▶ **REQUIRED WORK**
Exact reproduction is required for all entries.

▶ **SOURCE RECORDS**
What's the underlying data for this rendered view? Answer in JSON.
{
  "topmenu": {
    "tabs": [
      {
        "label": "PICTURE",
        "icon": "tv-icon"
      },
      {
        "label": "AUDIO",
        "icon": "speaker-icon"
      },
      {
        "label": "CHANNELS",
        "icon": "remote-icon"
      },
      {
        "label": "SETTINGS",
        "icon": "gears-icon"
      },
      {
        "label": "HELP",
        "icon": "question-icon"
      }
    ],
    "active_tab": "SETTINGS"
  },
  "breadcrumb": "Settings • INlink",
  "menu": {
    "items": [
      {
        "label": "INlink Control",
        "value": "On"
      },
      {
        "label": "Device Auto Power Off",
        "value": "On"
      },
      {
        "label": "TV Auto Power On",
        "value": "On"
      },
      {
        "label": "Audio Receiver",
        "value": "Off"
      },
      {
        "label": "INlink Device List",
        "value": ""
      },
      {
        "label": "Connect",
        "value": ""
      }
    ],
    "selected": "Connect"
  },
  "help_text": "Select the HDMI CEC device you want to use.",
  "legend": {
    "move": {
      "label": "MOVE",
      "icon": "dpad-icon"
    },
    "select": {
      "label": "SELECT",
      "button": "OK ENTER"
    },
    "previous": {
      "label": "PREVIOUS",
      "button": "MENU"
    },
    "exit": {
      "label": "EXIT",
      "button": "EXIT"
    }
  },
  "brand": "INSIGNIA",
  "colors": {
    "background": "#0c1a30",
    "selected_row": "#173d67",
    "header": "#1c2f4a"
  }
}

▶ **WRITTEN RESPONSE**
What's the underlying data for this rendered view? Answer in JSON.
{
  "topmenu": {
    "tabs": [
      {
        "label": "PICTURE",
        "icon": "tv-icon"
      },
      {
        "label": "AUDIO",
        "icon": "speaker-icon"
      },
      {
        "label": "CHANNELS",
        "icon": "remote-icon"
      },
      {
        "label": "SETTINGS",
        "icon": "gears-icon"
      },
      {
        "label": "HELP",
        "icon": "question-icon"
      }
    ],
    "active_tab": "SETTINGS"
  },
  "breadcrumb": "Settings • INlink",
  "menu": {
    "items": [
      {
        "label": "INlink Control",
        "value": "On"
      },
      {
        "label": "Device Auto Power Off",
        "value": "On"
      },
      {
        "label": "TV Auto Power On",
        "value": "On"
      },
      {
        "label": "Audio Receiver",
        "value": "Off"
      },
      {
        "label": "INlink Device List",
        "value": ""
      },
      {
        "label": "Connect",
        "value": ""
      }
    ],
    "selected": "Connect"
  },
  "help_text": "Select the HDMI CEC device you want to use.",
  "legend": {
    "move": {
      "label": "MOVE",
      "icon": "dpad-icon"
    },
    "select": {
      "label": "SELECT",
      "button": "OK ENTER"
    },
    "previous": {
      "label": "PREVIOUS",
      "button": "MENU"
    },
    "exit": {
      "label": "EXIT",
      "button": "EXIT"
    }
  },
  "brand": "INSIGNIA",
  "colors": {
    "background": "#0c1a30",
    "selected_row": "#173d67",
    "header": "#1c2f4a"
  }
}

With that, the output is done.